▶ [Task statement]: The answer must be every line below that contains the string "screenshot".

▶ [Provided data]:
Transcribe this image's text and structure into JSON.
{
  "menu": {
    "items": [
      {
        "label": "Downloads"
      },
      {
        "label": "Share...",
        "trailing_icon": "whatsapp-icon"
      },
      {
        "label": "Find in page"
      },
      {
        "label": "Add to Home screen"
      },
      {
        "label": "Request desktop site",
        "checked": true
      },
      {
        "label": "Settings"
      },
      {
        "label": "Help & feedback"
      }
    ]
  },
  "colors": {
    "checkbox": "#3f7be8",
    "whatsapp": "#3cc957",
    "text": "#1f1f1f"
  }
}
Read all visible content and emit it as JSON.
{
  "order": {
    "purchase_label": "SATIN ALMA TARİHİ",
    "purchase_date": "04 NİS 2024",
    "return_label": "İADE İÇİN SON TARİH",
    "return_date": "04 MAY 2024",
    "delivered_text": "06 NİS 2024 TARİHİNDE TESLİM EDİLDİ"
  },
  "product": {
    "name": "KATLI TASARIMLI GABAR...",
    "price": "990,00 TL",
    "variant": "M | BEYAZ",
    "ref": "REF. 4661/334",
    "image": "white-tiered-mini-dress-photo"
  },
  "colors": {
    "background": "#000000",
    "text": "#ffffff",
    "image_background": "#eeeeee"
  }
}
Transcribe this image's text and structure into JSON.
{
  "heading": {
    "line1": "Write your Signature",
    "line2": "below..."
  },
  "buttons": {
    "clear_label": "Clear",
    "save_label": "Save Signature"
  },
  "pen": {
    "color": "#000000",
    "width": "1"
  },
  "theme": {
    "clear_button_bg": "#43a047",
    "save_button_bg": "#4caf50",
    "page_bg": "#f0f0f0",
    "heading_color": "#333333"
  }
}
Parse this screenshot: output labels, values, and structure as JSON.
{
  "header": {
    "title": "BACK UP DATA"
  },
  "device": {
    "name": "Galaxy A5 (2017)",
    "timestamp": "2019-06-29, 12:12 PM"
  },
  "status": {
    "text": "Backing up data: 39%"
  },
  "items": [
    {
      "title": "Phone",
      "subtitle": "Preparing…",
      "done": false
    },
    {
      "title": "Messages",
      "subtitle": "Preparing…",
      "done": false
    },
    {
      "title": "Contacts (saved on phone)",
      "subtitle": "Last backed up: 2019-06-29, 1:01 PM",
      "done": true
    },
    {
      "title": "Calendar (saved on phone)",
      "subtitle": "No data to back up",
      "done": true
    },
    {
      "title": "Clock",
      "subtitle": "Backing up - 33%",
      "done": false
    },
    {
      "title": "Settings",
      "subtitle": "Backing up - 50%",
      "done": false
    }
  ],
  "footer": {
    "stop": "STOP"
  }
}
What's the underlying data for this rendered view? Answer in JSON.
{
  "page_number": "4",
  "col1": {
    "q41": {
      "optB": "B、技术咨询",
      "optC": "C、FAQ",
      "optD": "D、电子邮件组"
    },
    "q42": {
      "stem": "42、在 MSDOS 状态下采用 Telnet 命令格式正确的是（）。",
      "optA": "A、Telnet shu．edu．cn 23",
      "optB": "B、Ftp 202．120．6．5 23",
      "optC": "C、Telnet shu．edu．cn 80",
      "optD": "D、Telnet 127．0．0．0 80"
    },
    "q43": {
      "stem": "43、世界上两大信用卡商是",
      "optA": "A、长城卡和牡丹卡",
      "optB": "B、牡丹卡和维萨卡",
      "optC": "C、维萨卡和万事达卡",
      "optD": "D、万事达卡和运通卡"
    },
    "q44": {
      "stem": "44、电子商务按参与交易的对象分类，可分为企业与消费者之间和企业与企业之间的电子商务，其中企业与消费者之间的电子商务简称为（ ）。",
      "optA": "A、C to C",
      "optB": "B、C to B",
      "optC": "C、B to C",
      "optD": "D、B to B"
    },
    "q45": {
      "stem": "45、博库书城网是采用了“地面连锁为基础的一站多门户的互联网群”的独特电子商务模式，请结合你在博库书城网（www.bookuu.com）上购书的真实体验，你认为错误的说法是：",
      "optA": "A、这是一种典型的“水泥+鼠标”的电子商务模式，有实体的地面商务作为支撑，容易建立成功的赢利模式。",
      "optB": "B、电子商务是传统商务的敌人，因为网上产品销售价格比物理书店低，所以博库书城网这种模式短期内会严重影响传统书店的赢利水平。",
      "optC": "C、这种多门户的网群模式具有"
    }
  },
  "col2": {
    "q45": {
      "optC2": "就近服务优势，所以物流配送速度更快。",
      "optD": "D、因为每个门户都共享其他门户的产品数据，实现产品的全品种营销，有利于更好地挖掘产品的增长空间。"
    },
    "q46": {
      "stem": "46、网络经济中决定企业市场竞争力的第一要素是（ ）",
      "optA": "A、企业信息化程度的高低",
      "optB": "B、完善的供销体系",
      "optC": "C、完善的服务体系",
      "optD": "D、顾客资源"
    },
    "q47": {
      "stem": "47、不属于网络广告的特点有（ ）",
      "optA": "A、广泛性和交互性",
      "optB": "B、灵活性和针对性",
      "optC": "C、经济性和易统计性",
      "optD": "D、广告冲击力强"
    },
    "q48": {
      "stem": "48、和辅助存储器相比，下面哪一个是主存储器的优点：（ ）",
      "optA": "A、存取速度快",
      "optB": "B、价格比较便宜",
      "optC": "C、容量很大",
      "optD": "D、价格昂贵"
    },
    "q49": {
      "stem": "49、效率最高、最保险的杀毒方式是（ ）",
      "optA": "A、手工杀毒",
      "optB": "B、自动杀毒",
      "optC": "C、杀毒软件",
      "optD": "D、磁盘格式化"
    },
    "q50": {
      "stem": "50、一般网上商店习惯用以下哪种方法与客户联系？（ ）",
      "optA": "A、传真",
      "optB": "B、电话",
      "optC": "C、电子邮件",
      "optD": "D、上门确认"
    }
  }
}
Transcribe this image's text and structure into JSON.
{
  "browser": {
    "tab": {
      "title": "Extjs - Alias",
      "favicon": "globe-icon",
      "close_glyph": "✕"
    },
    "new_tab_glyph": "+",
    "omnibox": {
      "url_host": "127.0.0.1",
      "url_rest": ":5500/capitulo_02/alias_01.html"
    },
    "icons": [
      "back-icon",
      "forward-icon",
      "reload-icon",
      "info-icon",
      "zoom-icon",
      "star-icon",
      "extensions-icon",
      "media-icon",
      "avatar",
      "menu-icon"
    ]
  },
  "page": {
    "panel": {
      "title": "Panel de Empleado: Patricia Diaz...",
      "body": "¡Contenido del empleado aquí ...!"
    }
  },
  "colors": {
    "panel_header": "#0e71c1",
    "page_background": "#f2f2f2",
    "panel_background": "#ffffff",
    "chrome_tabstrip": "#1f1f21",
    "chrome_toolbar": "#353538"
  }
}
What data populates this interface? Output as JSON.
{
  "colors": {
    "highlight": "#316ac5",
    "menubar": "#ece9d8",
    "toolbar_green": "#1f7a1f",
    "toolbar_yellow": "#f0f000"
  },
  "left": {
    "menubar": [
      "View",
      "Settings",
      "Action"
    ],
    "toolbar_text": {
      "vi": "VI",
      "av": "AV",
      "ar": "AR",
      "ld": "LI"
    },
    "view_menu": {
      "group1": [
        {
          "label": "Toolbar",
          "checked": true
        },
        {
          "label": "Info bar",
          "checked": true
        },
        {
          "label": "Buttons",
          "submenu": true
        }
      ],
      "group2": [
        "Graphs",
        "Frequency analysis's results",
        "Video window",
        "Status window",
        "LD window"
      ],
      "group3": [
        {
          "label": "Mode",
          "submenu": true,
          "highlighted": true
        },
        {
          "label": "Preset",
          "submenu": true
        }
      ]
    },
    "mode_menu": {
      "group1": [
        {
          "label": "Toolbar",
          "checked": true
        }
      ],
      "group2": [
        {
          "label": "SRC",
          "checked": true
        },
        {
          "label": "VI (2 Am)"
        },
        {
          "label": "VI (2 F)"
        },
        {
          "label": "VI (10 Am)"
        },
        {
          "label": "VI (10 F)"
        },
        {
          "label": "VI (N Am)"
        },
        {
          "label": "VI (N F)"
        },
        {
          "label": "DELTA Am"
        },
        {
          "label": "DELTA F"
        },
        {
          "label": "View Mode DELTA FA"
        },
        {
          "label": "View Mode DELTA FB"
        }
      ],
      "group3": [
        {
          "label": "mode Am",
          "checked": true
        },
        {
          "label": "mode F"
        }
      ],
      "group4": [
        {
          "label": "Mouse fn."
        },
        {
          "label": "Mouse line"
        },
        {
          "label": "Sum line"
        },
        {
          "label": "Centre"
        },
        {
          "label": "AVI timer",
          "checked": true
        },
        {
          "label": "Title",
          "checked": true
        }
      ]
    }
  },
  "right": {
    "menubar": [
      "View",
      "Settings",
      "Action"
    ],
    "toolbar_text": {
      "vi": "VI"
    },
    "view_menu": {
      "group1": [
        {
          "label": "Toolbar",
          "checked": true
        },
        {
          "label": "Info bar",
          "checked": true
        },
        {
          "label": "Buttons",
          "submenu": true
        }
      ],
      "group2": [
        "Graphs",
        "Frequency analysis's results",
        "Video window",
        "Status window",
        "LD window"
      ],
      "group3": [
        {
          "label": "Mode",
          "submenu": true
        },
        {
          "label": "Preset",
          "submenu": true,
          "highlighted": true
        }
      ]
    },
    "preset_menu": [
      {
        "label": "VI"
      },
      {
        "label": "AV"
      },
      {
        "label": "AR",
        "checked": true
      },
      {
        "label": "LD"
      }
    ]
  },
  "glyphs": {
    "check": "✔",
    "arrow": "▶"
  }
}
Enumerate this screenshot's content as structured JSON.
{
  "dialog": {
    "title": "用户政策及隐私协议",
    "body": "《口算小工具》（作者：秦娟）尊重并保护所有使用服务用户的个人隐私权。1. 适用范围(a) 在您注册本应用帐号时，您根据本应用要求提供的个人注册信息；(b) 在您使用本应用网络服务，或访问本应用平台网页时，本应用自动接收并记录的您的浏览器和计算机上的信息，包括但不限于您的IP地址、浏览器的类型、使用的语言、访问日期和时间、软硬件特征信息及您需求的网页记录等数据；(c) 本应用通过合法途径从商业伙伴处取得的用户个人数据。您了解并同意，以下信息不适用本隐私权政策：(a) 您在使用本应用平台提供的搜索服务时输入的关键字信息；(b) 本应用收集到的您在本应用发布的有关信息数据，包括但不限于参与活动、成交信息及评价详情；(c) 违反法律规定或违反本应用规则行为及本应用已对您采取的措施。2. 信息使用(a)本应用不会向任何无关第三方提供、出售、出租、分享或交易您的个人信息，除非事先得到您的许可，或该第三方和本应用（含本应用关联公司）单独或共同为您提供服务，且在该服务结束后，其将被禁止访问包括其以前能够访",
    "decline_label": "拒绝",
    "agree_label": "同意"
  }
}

▶ [Solution for this task]:
Parse this screenshot: output labels, values, and structure as JSON.
Enumerate this screenshot's content as structured JSON.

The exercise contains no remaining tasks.